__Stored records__
---

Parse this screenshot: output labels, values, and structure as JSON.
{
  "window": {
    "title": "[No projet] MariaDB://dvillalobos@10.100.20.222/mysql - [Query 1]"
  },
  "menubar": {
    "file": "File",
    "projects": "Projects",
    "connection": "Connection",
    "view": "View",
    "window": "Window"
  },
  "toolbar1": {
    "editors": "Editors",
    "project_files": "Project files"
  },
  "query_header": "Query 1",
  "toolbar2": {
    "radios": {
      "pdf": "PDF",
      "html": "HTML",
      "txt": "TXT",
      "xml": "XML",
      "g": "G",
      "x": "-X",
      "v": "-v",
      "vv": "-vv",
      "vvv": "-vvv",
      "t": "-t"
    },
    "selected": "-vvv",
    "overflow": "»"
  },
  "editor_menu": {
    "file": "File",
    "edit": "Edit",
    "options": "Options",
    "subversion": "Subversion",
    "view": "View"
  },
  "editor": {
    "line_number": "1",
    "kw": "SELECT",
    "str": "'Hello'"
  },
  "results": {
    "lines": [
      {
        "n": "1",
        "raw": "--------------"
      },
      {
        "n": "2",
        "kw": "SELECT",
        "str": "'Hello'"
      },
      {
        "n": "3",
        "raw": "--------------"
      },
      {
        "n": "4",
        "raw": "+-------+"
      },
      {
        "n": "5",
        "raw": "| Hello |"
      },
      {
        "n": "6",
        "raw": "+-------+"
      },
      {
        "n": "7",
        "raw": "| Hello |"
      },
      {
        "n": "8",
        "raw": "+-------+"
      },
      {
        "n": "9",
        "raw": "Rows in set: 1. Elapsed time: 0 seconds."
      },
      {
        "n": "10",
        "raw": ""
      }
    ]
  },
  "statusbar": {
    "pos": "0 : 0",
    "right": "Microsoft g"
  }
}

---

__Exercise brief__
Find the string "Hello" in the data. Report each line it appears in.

__Response to this task__
    "str": "'Hello'"
        "str": "'Hello'"
        "raw": "| Hello |"
        "raw": "| Hello |"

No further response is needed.